Reinhard Gehlen, 1945 (foto Wikipedia)Reinhard Gehlen (foto Bundesarchiv)Eastern Bloc Area Border Changes 1938 to 1948 (foto Wikipedia)East German Propaganda gegen Altnazis im Westen, Berlin 1957 (foto Wikipedia)CIA report on negotiations to establish the BND (foto Wikipedia)
Reinhard Gehlen, the CIA and the Nazis (Conspiracy documentary)
Published on 30 jun. 2013
This is the first authoritative account of the postwar relationship between General Reinhard Gehlen, a figure unique in the history of espionage, and American intelligence. Eleven years after the defeat of Germany, Gehlen, Hitler’s chief of eastern front intelligence, became head of the Federal Intelligence Service (BND) for the democratic West German government of Konrad Adenauer. The core of his staff in the BND were the same officers who had served with him under Hitler. The instruments for this metamorphosis were agencies of Gehlens former enemy: U. Army Intelligence and the CIA. How did this happen and why? Was there a Nazi connection? This book answers these questions in detail, combining the elements of a gripping novel of espionage with solid scholarship based on US government documents and interviews with former G2, CIC and CIA officers (http://www.amazon.com/dp/0913969303).
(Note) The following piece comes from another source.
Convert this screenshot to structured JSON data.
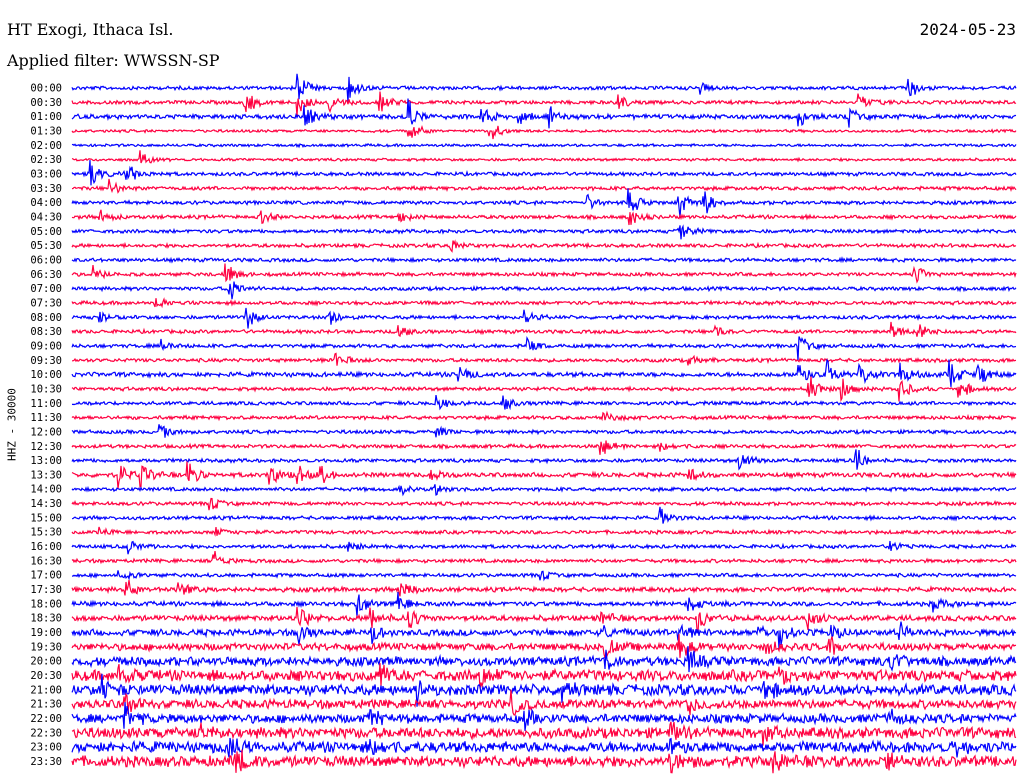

On 22 May 1945, Gehlen surrendered to the US Army Counter Intelligence Corps (CIC) in Bavaria. He was brought to Camp King and interrogated by Captain John R Boker near Oberursel. Because of his knowledge and contacts inside the Soviet Union he was very valuable to the Americans. He offered them his intelligence archives and his network of contacts in exchange for his liberty and the liberty of his colleagues imprisoned in American POW camps in Germany. Boker quietly removed Gehlen and his command from the official lists of American POWs and managed to transfer seven of Gehlens senior officers to the camp. Gehlens archives were unearthed and brought to the camp secretly, without even the knowledge of the CIC. By the end of the summer Boker had elicited the support of Brigadier General Edwin Sibert, the G2 (senior intelligence officer) of the Twelfth Army Group. General Sibert contacted his superior, General Walter Bedell Smith, Eisenhower’s chief of staff, who then worked with William Joseph Donovan, the former head of OSS and Allen Dulles, then the OSS station chief in Bern, to make suitable arrangements. On 20 September 1945, Gehlen and three close associates were flown to the United States to begin work for them. While there, Gehlen exposed a number of Office of Strategic Services (OSS) officers who were secret members of the US Communist Party.
In July 1946 Gehlen was officially released from American captivity and flown back to Germany, where he began his intelligence work on 6 December 1946 by setting up an organization of former German intelligence officers, first at Oberursel near Frankfurt, then at Pullach near Munich, called the “South German Industrial Development Organization” to mask its true nature as an undercover operation and spy ring. Gehlen handpicked 350 former German intelligence agents to join him, a number that eventually grew to 4,000 undercover agents. This group was soon to be given the nickname the Gehlen Organization.
Gehlen had always been under the sponsorship of US Army G2 (intelligence), but he eventually succeeded in realising his ambition of establishing an association with the Central Intelligence Agency (CIA), established in 1947. The CIA kept close tabs on the Gehlen group. For many years during the Cold War, Org agents were the only eyes and ears of the CIA on the ground in the Soviet Bloc nations.
Every German POW returning from Soviet captivity to West Germany, between 1947 and 1955, was interviewed by Org agents. The Gehlen Org employed hundreds of ex Nazi members and also had close contacts with East European émigré organisations. Unheralded tasks, such as observation of the operation of Soviet rail systems, airfields and ports were important functions of the Org, as was the infiltration of agents into the Baltic and Ukraine. The Org “Operation Bohemia” was a major counter espionage success.
The Gehlen Organisation was eventually compromised by East Germany, communist moles within itself and by communists and their sympathisers within the CIA and the British SIS (MI6), particularly Kim Philby. As the Org slowly emerged, bit by bit, from the shadows, Gehlen and his group came under relentless attack from both sides, East and West. The British, in particular, were hostile toward Gehlen and segments of the British press made sure the Org became known.
Ten years after the end of World War II, on 1 April 1956, the Gehlen Organisation was officially handed over to the government of the Federal Republic of Germany under Chancellor Konrad Adenauer. It formed the nucleus of the newly created BundesNachrichtenDienst (BND or Federal Intelligence Service). Gehlen held the top leadership post (President of the BND), presiding over spectacular successes as well as failures, until being forced out in 1968. He retired from government service in 1968, receiving the pension of a Ministerial direktor (one of the most senior civil service grades), plus, allegedly, a pension from the CIA. He died in 1979 at the age of 77.